The focus on behavioral issues will undoubtedly result in more training, particularly using computers, videoconferencing and tablets within the overall change in culture. Workers will be able to access training courses in health and safety when and where they want. One of my previous employers allowed engineers to receive their plant health and safety orientation before they arrived for work for the first time. This pioneering initiative was very successful and I imagine the approach will become widespread. No longer will workers have to carry training certificates; all related information will be in the cloud and accessible to the employer as needed.
Here come the bots!
With the speed of technological change, work processes are changing every few years or even months. Risk evaluations in their current form can become obsolete very quickly, which poses risks to workers due to hazardous materials and new equipment.
The whole field of robotics has radically changed manufacturing. Production lines are much faster and more efficient than only a few years ago, and safety professionals will be called upon to inform the design of production lines to eliminate dangers to workers.
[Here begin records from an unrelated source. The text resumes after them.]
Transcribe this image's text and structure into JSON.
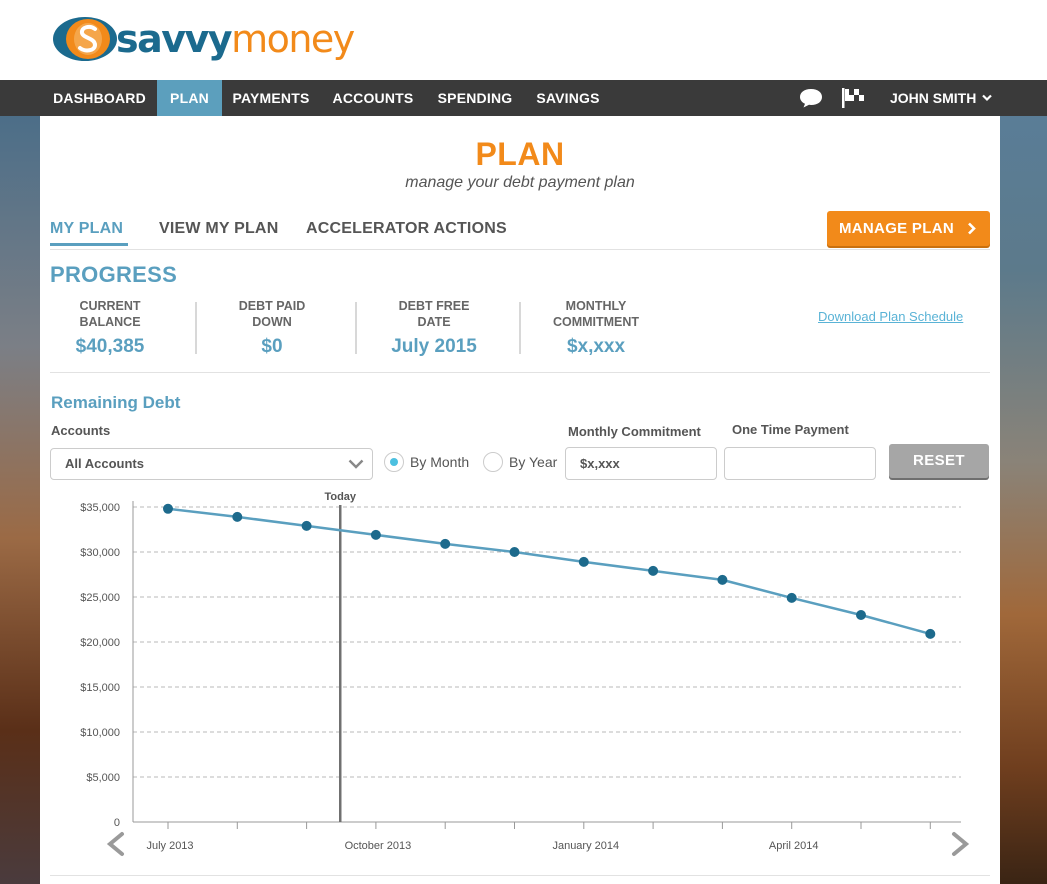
{
  "brand": {
    "name_part1": "savvy",
    "name_part2": "money"
  },
  "nav": {
    "items": [
      {
        "label": "DASHBOARD",
        "active": false
      },
      {
        "label": "PLAN",
        "active": true
      },
      {
        "label": "PAYMENTS",
        "active": false
      },
      {
        "label": "ACCOUNTS",
        "active": false
      },
      {
        "label": "SPENDING",
        "active": false
      },
      {
        "label": "SAVINGS",
        "active": false
      }
    ],
    "user": "JOHN SMITH",
    "icons": [
      "chat-bubble-icon",
      "flag-icon",
      "chevron-down-icon"
    ]
  },
  "page": {
    "title": "PLAN",
    "subtitle": "manage your debt payment plan"
  },
  "tabs": [
    {
      "label": "MY PLAN",
      "active": true
    },
    {
      "label": "VIEW MY PLAN",
      "active": false
    },
    {
      "label": "ACCELERATOR ACTIONS",
      "active": false
    }
  ],
  "manage_button": {
    "label": "MANAGE PLAN",
    "icon": "chevron-right-icon"
  },
  "progress": {
    "heading": "PROGRESS",
    "stats": [
      {
        "label_line1": "CURRENT",
        "label_line2": "BALANCE",
        "value": "$40,385"
      },
      {
        "label_line1": "DEBT PAID",
        "label_line2": "DOWN",
        "value": "$0"
      },
      {
        "label_line1": "DEBT FREE",
        "label_line2": "DATE",
        "value": "July 2015"
      },
      {
        "label_line1": "MONTHLY",
        "label_line2": "COMMITMENT",
        "value": "$x,xxx"
      }
    ],
    "download_link": "Download Plan Schedule"
  },
  "remaining": {
    "title": "Remaining Debt",
    "accounts_label": "Accounts",
    "accounts_value": "All Accounts",
    "by_month_label": "By Month",
    "by_year_label": "By Year",
    "by_month_selected": true,
    "monthly_commitment_label": "Monthly Commitment",
    "monthly_commitment_value": "$x,xxx",
    "one_time_payment_label": "One Time Payment",
    "one_time_payment_value": "",
    "reset_label": "RESET"
  },
  "colors": {
    "accent_orange": "#f28a1a",
    "accent_blue": "#5a9fbf",
    "nav_bg": "#3a3a3a",
    "line": "#5a9fbf",
    "point": "#1d6a8c"
  },
  "chart_data": {
    "type": "line",
    "title": "",
    "xlabel": "",
    "ylabel": "",
    "ylim": [
      0,
      35000
    ],
    "y_ticks": [
      "$35,000",
      "$30,000",
      "$25,000",
      "$20,000",
      "$15,000",
      "$10,000",
      "$5,000",
      "0"
    ],
    "y_tick_values": [
      35000,
      30000,
      25000,
      20000,
      15000,
      10000,
      5000,
      0
    ],
    "x": [
      "2013-07",
      "2013-08",
      "2013-09",
      "2013-10",
      "2013-11",
      "2013-12",
      "2014-01",
      "2014-02",
      "2014-03",
      "2014-04",
      "2014-05",
      "2014-06"
    ],
    "x_tick_labels": [
      {
        "label": "July 2013",
        "x": "2013-07"
      },
      {
        "label": "October 2013",
        "x": "2013-10"
      },
      {
        "label": "January 2014",
        "x": "2014-01"
      },
      {
        "label": "April 2014",
        "x": "2014-04"
      }
    ],
    "series": [
      {
        "values": [
          34800,
          33900,
          32900,
          31900,
          30900,
          30000,
          28900,
          27900,
          26900,
          24900,
          23000,
          20900
        ]
      }
    ],
    "marker": {
      "label": "Today"
    },
    "grid": "horizontal dashed"
  }
}
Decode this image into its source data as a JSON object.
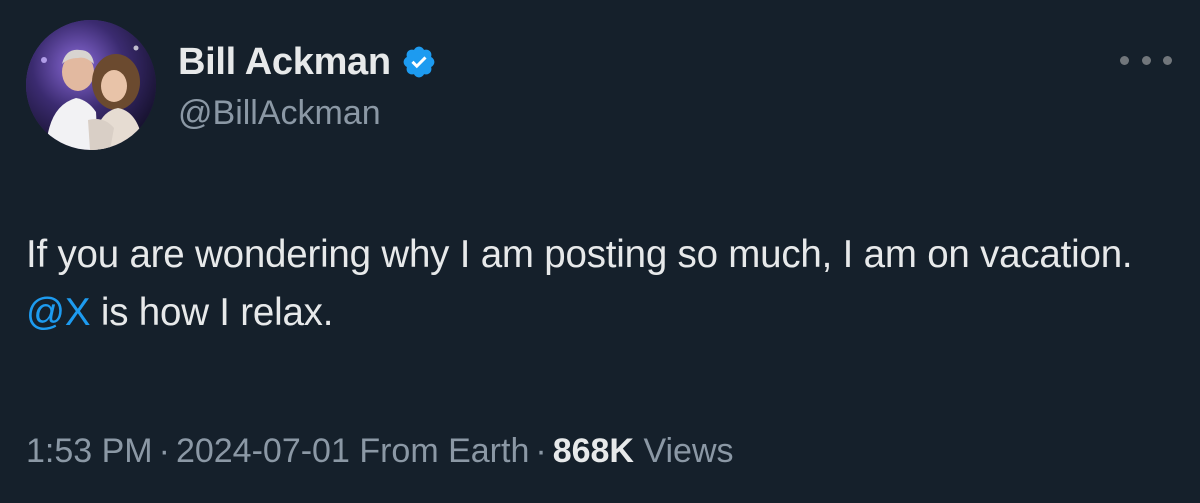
{
  "author": {
    "display_name": "Bill Ackman",
    "handle": "@BillAckman",
    "verified": true
  },
  "tweet": {
    "text_part1": "If you are wondering why I am posting so much, I am on vacation. ",
    "mention": "@X",
    "text_part2": " is how I relax."
  },
  "meta": {
    "time": "1:53 PM",
    "separator": "·",
    "date": "2024-07-01",
    "source": "From Earth",
    "views_count": "868K",
    "views_label": "Views"
  },
  "icons": {
    "verified": "verified-badge-icon",
    "more": "more-options-icon"
  },
  "colors": {
    "background": "#15202b",
    "text": "#e7e9ea",
    "muted": "#8b98a5",
    "accent": "#1d9bf0"
  }
}
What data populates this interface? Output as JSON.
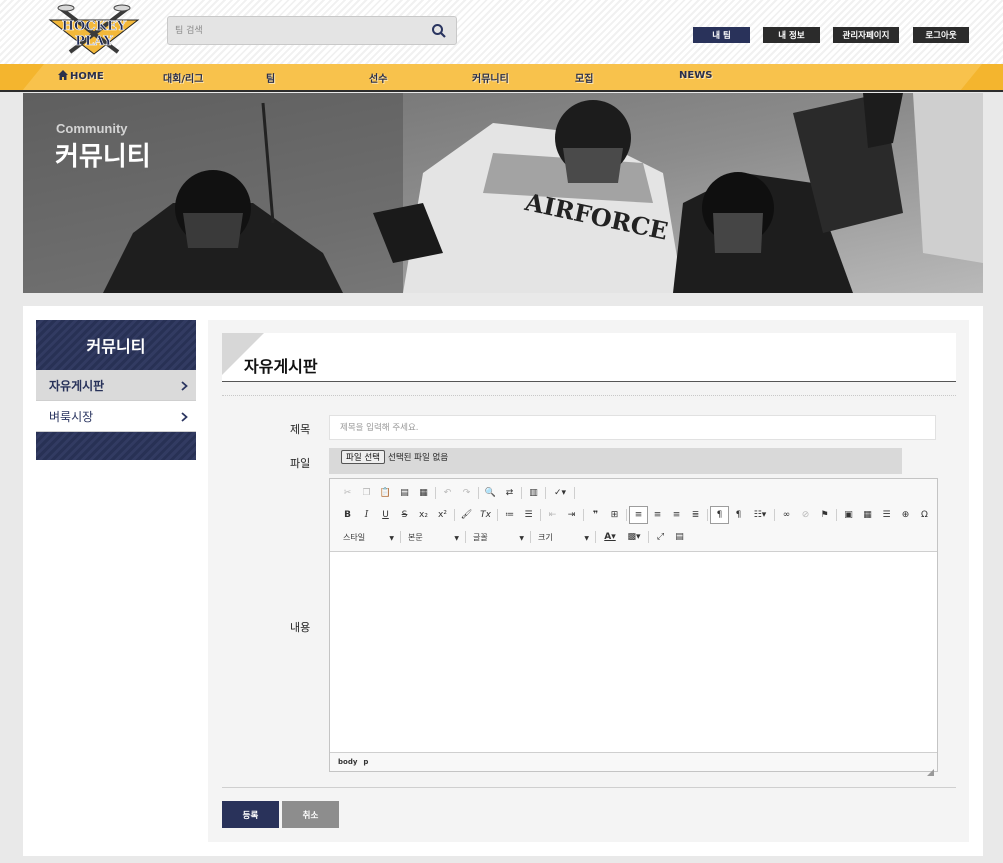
{
  "header": {
    "logo_text_top": "HOCKEY",
    "logo_text_bottom": "PLAY",
    "search_placeholder": "팀 검색",
    "user_buttons": [
      "내 팀",
      "내 정보",
      "관리자페이지",
      "로그아웃"
    ]
  },
  "nav": {
    "items": [
      "HOME",
      "대회/리그",
      "팀",
      "선수",
      "커뮤니티",
      "모집",
      "NEWS"
    ]
  },
  "hero": {
    "subtitle": "Community",
    "title": "커뮤니티"
  },
  "sidebar": {
    "title": "커뮤니티",
    "items": [
      {
        "label": "자유게시판",
        "active": true
      },
      {
        "label": "벼룩시장",
        "active": false
      }
    ]
  },
  "board": {
    "title": "자유게시판",
    "labels": {
      "subject": "제목",
      "file": "파일",
      "content": "내용"
    },
    "subject_placeholder": "제목을 입력해 주세요.",
    "file_button": "파일 선택",
    "file_status": "선택된 파일 없음",
    "editor": {
      "dropdowns": [
        "스타일",
        "본문",
        "글꼴",
        "크기"
      ],
      "path": [
        "body",
        "p"
      ]
    },
    "buttons": {
      "submit": "등록",
      "cancel": "취소"
    }
  },
  "colors": {
    "navy": "#29325a",
    "nav_yellow": "#f8c24c",
    "cancel_gray": "#8d8d8d"
  }
}
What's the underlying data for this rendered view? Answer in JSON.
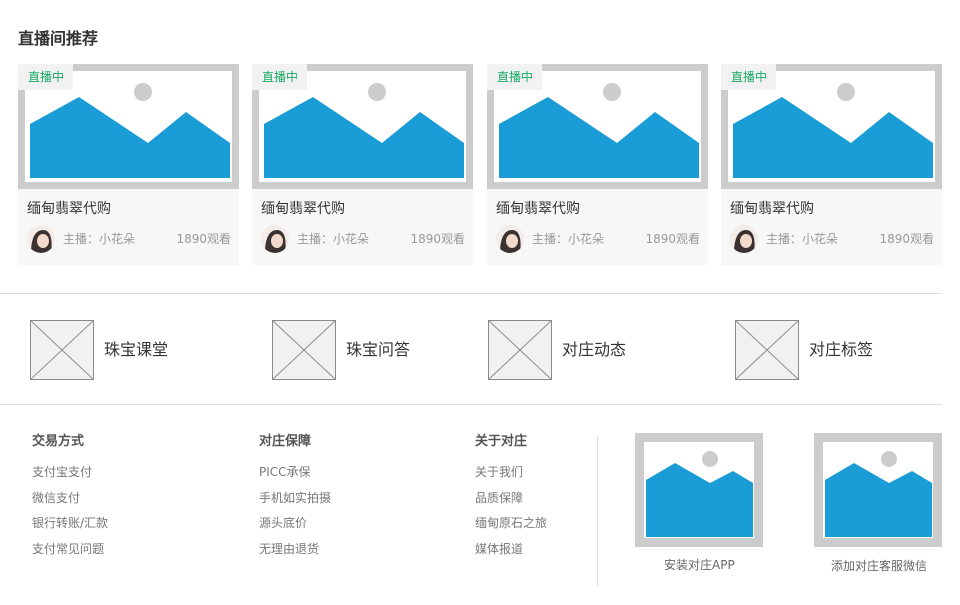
{
  "live_section": {
    "title": "直播间推荐",
    "cards": [
      {
        "badge": "直播中",
        "title": "缅甸翡翠代购",
        "host": "主播：小花朵",
        "views": "1890观看"
      },
      {
        "badge": "直播中",
        "title": "缅甸翡翠代购",
        "host": "主播：小花朵",
        "views": "1890观看"
      },
      {
        "badge": "直播中",
        "title": "缅甸翡翠代购",
        "host": "主播：小花朵",
        "views": "1890观看"
      },
      {
        "badge": "直播中",
        "title": "缅甸翡翠代购",
        "host": "主播：小花朵",
        "views": "1890观看"
      }
    ]
  },
  "categories": [
    {
      "label": "珠宝课堂",
      "icon": "image-placeholder-icon"
    },
    {
      "label": "珠宝问答",
      "icon": "image-placeholder-icon"
    },
    {
      "label": "对庄动态",
      "icon": "image-placeholder-icon"
    },
    {
      "label": "对庄标签",
      "icon": "image-placeholder-icon"
    }
  ],
  "footer": {
    "columns": [
      {
        "heading": "交易方式",
        "links": [
          "支付宝支付",
          "微信支付",
          "银行转账/汇款",
          "支付常见问题"
        ]
      },
      {
        "heading": "对庄保障",
        "links": [
          "PICC承保",
          "手机如实拍摄",
          "源头底价",
          "无理由退货"
        ]
      },
      {
        "heading": "关于对庄",
        "links": [
          "关于我们",
          "品质保障",
          "缅甸原石之旅",
          "媒体报道"
        ]
      }
    ],
    "qr_codes": [
      {
        "caption": "安装对庄APP"
      },
      {
        "caption": "添加对庄客服微信"
      }
    ]
  },
  "colors": {
    "live_badge": "#1aaa66",
    "placeholder_blue": "#1a9cd6",
    "placeholder_frame": "#cccccc"
  }
}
Multinationals such as BP, Hitachi and DHL have introduced wearables to monitor workers’ vital signs and enhance the response to emergencies. Workers can wear small smart devices to stay in contact with their crew and also log comments or incidents in the safety management system. As a result, it is now possible to standardize safety practices throughout an organization, overcoming language and cultural barriers.
For workers who spend much of their working day on the road or in remote locations, virtual safety meetings will make life a lot easier. The availability of digital photography and video will also make accident investigations more efficient, as video in particular will make it possible to determine how accidents occur and offer learning opportunities.
These are the trends that are shaping the future of health and safety, guided by international standards and compliant management systems. With the advances in digital technology, employers will have to consider the benefits and risks of new technologies and best practices so as to decide what is best for their business and their people.